The government must do more to meet pledges to build affordable homes for first-time buyers, industry commentators have warned.
Latest data from the 24-page department for communities and local government quarterly statistics for England showed that approximately 40,300 homes were started in England in the first quarter.
This was a mere 10 per cent rise on the first quarter of 2014. Some 34,040 were actually completed, but figures before the recession in 2007 showed completions on average of 50,000 a quarter. It has been estimated that the UK needs at least 200,000 new homes a year to meet demand.
Jeremy Duncombe, director for Legal & General Mortgage Club, said: “It is encouraging to see a rise in house building in the UK but there is still a significant gap between the number of houses being built and the number that are needed.
“A lack of homes means that prices are pushed up, stopping many people from realising their goal of homeownership.”
BSA chief executive, Robin Fieth called on the new government to deliver a long-term strategy to counter the housing crisis, saying: “The single most important thing our new government can do for housing in the early days of this parliament is to set in motion a long-term plan based on national and regional demographics, infrastructure, employment and environmental concerns.”
Andy Frankish, new-build director for London-based Mortgage Advice Bureau, said: “The fact that there are now more building starts than at any point since the recession hopefully shows this is the beginning of a sustained period of growth for UK housebuilding.

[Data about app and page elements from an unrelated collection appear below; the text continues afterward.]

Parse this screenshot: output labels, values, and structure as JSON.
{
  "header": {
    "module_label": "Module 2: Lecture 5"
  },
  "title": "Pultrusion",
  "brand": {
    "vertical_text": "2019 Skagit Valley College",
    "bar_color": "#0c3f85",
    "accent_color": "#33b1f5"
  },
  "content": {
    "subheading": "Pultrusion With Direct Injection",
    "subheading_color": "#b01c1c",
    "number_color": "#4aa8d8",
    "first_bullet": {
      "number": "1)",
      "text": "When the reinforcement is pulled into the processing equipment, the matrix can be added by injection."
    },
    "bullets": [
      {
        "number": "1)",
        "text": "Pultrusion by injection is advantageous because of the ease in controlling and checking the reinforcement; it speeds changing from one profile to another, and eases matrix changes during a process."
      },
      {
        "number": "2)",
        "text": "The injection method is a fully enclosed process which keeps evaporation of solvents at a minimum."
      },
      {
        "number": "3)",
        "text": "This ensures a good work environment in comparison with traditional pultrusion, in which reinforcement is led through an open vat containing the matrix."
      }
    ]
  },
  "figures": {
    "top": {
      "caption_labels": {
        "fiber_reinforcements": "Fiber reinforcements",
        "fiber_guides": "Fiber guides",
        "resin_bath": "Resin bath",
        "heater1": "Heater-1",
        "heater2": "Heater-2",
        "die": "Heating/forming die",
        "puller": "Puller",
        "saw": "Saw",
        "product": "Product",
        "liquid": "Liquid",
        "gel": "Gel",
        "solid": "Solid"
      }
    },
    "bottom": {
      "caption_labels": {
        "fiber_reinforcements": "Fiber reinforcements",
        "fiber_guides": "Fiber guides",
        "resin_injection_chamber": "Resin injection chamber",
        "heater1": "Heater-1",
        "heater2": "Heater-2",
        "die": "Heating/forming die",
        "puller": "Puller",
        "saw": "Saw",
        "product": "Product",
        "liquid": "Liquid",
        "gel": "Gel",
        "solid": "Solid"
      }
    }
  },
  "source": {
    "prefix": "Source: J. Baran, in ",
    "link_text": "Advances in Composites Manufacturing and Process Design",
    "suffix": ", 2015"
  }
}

“Custom build could be the key to getting UK housebuilding back on track, as it provides consumers with affordable homes that meet their needs and slashes risk and costs for builders.”